# Instructions for the task
When you copy the data, keep every word exactly as it is and leave the pictures out.
# # #
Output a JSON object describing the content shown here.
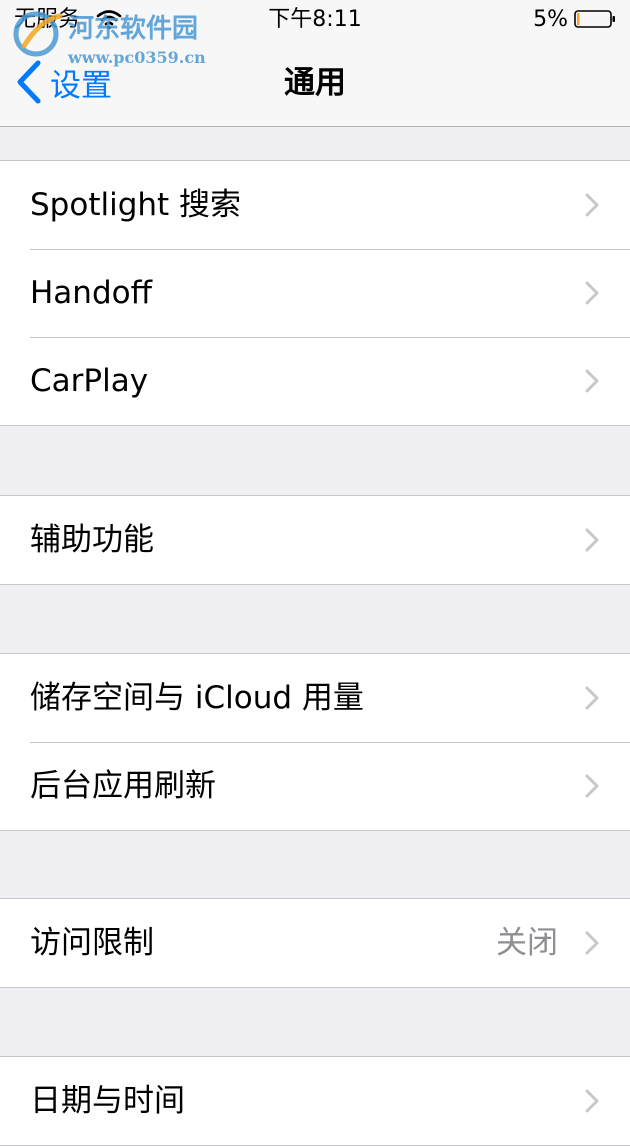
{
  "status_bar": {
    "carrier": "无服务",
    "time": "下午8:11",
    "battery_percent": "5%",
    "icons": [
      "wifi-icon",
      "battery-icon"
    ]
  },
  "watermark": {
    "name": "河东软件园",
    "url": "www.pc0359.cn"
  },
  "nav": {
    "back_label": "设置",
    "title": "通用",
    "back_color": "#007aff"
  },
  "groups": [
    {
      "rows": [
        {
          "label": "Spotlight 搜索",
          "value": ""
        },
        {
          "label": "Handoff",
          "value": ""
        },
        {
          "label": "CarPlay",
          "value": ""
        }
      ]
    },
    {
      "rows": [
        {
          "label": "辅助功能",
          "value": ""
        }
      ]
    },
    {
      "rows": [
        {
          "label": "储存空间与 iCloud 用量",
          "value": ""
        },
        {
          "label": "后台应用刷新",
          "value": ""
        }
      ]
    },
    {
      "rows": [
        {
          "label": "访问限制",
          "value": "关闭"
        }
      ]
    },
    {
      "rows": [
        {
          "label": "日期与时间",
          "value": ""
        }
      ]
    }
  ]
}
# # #
# Result
Output a JSON object describing the content shown here.
{
  "status_bar": {
    "carrier": "无服务",
    "time": "下午8:11",
    "battery_percent": "5%",
    "icons": [
      "wifi-icon",
      "battery-icon"
    ]
  },
  "watermark": {
    "name": "河东软件园",
    "url": "www.pc0359.cn"
  },
  "nav": {
    "back_label": "设置",
    "title": "通用",
    "back_color": "#007aff"
  },
  "groups": [
    {
      "rows": [
        {
          "label": "Spotlight 搜索",
          "value": ""
        },
        {
          "label": "Handoff",
          "value": ""
        },
        {
          "label": "CarPlay",
          "value": ""
        }
      ]
    },
    {
      "rows": [
        {
          "label": "辅助功能",
          "value": ""
        }
      ]
    },
    {
      "rows": [
        {
          "label": "储存空间与 iCloud 用量",
          "value": ""
        },
        {
          "label": "后台应用刷新",
          "value": ""
        }
      ]
    },
    {
      "rows": [
        {
          "label": "访问限制",
          "value": "关闭"
        }
      ]
    },
    {
      "rows": [
        {
          "label": "日期与时间",
          "value": ""
        }
      ]
    }
  ]
}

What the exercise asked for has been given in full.